1. You need to cut costs
This is the main driver for SMBs, and in some cases, the only one. All SMBs want to reduce costs, but circumstances may dictate the need to do so. When your viability is on the line, management will look for every avenue. VoIP’s economic advantages are well known enough now that telephony will be a quick target for generating quick savings. In these cases, saving money could trump everything, including a phone system that still works perfectly well.
For businesses that are truly looking for alternatives to costly legacy service, this will usually be the right move. Keep in mind, however, there are hidden costs associated with VoIP, so the savings that come will be somewhat offset by these. Overall, however, you should be able to generate enough cost savings to make this move worthwhile.
Remember, there are two main areas where you’ll reduce costs by going to VoIP. First is for the service itself, which will be less costly in many ways than legacy telephony from your incumbent provider. Second is the phone system, and if you’re using a legacy PBX now, a system refresh would absolutely cost less money. There is also a savings associated with converging your voice and data networks, but that’s more difficult to quantify, especially if a quick decision on cost-cutting needs to be made.

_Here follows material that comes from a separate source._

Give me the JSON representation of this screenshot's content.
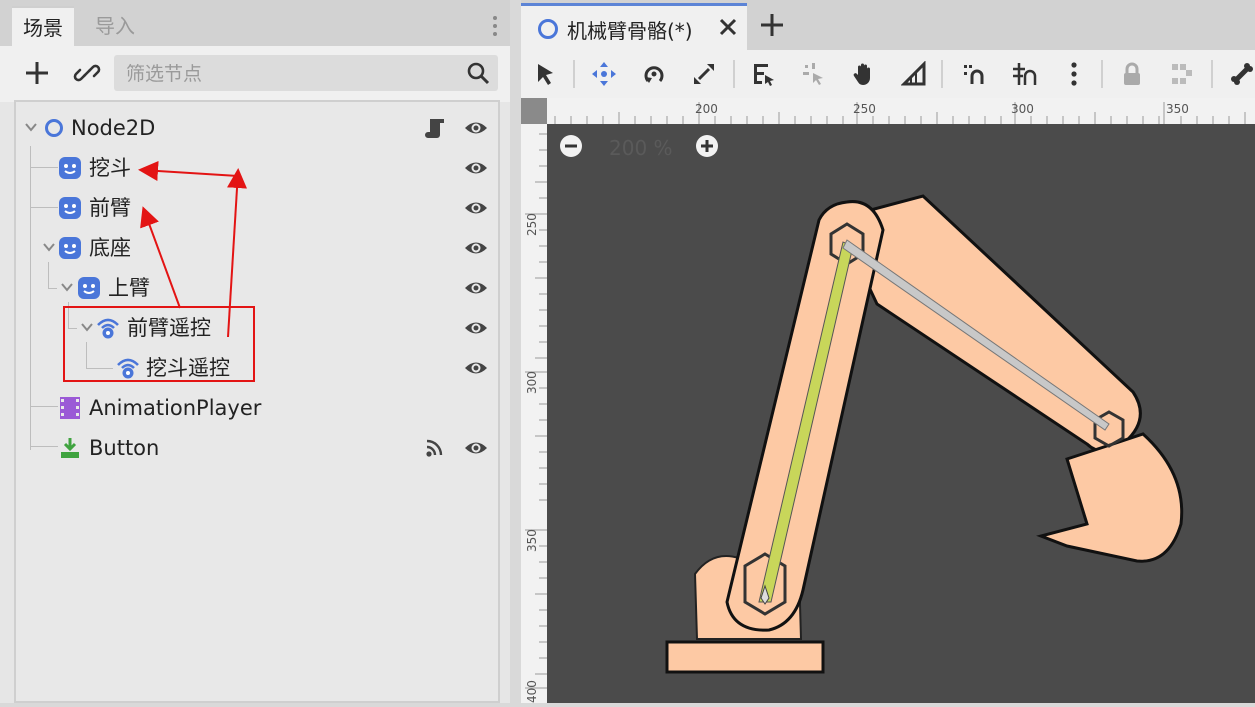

2. Your phone system needs replacing
This defines scenarios where sticking with the status quo is not an option. For a variety of reasons, your phone system will eventually reach a point where it cannot meet your needs, and a change is in order. You may still feel attached to that phone system, especially if it has served you well and your employees are very comfortable with it. Replacing it with the same type of system is a possibility, as there are always sources out there on the secondary market.
Sticking with legacy may be the least disruptive option, but it’s not really a good business investment. The role of telephony is changing, and there are many viable paths to follow. Replacing your phone system actually presents a golden opportunity to make a break with the past and move along one of those paths.
In the context of this article, the path you’ll likely choose is to replace legacy telephony with IP telephony. You may see no reason to do telephony any differently, but you do want to reduce your costs. Going to VoIP allows you to replicate what you had with legacy, and if that’s the vision you have in mind, this will be a good plan.
3. You want a better way to do telephony
The above two scenarios are triggered by events that necessitate a change, but this is another driver for moving to VoIP. Your business may be doing well, and you’re not facing the incessant pressure to reduce costs. Furthermore, your legacy phone system may be holding up nicely, so day-to-day telephony reliability is not an issue.
On a broader plane, if your business is in a growth mode, and/or there’s a strategic imperative to create more competitive differentiation, there is a higher-order driver for VoIP. In particular, your business sees technology as an enabler for these objectives, and if so, VoIP will be a prime candidate for adoption.
SMBs tend to move slowly with new technologies, so even though Unified Communications delivers more powerful benefits, you’re probably not ready yet for such a big leap forward. After all, VoIP is new for your business, and there are lots of reasons to have reservations about its capabilities. To minimize your technology adoption risk, however, VoIP is a pretty safe bet if you choose the right partners.
Once that risk obstacle is crossed, you also know that VoIP is a better way to do telephony – not just for economics, but new features that speak to your strategic objectives. For now, though, the tactical benefit of making telephony better is reason enough to adopt VoIP.
To learn more contact MCC’s Telecom Solutions Division today!